The city of Wilmington revises its dress code policy to allow religious clothing at swimming pools.
Summers on the East Coast are short-lived but long-awaited. The sun also brings in the quintessential pool season which many look forward to.
But last year, some Muslim students from a local youth group, Daarul Amaanah in Wilmington, Delaware, were in for a rude shock when their carefree dip in the pool was interrupted because of their swimming outfits. The kids who frequented the public facility Foster Brown pool every summer were advised not to swim in cotton clothing as some of them wore leggings and headscarf as part of their religious obligation.
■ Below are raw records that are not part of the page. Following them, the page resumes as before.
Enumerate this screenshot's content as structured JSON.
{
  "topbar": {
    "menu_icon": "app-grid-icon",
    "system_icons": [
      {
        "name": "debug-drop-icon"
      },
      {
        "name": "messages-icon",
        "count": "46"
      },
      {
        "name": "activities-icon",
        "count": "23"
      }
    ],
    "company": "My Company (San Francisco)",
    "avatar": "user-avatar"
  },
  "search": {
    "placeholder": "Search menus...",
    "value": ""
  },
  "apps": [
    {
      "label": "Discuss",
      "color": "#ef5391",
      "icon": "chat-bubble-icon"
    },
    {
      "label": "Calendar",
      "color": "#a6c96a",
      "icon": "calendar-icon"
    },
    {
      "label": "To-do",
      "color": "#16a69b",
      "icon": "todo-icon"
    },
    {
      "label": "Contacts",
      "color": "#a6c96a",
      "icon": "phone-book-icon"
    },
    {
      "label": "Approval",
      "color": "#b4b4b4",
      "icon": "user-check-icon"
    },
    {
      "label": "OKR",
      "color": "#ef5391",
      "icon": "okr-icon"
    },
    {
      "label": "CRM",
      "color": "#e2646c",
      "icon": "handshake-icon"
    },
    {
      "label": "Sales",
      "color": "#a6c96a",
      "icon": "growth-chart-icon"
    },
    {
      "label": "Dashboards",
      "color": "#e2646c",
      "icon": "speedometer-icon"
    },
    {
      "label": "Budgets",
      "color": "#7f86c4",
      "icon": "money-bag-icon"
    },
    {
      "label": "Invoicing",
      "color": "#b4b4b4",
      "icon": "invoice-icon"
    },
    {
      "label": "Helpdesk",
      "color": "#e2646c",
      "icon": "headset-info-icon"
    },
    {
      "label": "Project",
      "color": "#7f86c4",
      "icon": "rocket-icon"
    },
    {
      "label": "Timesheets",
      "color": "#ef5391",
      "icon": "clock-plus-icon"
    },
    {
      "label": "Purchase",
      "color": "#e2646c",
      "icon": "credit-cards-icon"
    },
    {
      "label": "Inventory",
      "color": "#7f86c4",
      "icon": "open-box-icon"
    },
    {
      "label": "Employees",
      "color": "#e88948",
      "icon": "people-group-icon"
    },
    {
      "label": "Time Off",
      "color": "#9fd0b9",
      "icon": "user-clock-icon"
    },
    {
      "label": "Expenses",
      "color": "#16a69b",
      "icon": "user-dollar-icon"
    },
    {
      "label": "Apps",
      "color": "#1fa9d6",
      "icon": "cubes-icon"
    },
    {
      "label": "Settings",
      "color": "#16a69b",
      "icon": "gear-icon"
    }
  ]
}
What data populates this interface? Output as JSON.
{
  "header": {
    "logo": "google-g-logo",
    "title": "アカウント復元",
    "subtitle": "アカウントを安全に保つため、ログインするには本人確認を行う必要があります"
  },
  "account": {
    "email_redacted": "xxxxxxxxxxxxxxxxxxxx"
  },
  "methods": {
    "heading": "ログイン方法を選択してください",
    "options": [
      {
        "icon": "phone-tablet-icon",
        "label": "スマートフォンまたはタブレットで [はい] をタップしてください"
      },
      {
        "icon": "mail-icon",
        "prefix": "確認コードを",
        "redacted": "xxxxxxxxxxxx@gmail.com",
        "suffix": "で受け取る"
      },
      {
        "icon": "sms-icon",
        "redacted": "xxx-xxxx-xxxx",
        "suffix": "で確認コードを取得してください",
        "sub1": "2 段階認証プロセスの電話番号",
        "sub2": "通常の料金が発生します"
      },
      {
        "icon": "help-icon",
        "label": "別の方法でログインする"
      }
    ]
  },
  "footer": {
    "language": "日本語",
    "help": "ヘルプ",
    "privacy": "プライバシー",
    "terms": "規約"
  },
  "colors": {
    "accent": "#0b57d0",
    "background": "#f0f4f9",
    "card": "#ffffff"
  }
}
The denial to use a public facility for a group was seen as a reason enough for a civil rights lawsuit filed in August last year by Muslim Advocates, a national civil rights organization. The organization sent a cease and desist letter when the city failed to take action against the discriminatory behavior.
However, this year, on June 24, the first day of the official opening of the pool season in Delaware, the organization announced that the city of Wilmington has reached a settlement with the local youth center. According to Muslim Advocates, the pool season in the city would begin with new anti-discrimination policies in place. The swimmers would also get to benefit from a longer pool season to make up for the days some members may have lost last season due to not being allowed to swim.
The new pool season would see revised dress-code facilities for city-operated aquatic facilities, which ensures access for all patrons by accommodating clothing worn for religious reasons or financial hardships.
An additional training to employees and prominent display of new dress code policy would be observed across city pools.
“Now all Wilmington families can benefit from clear clothing policies, culturally competent staff and an extended pool season,” said Muslim Advocates senior staff attorney Juvaria Khan.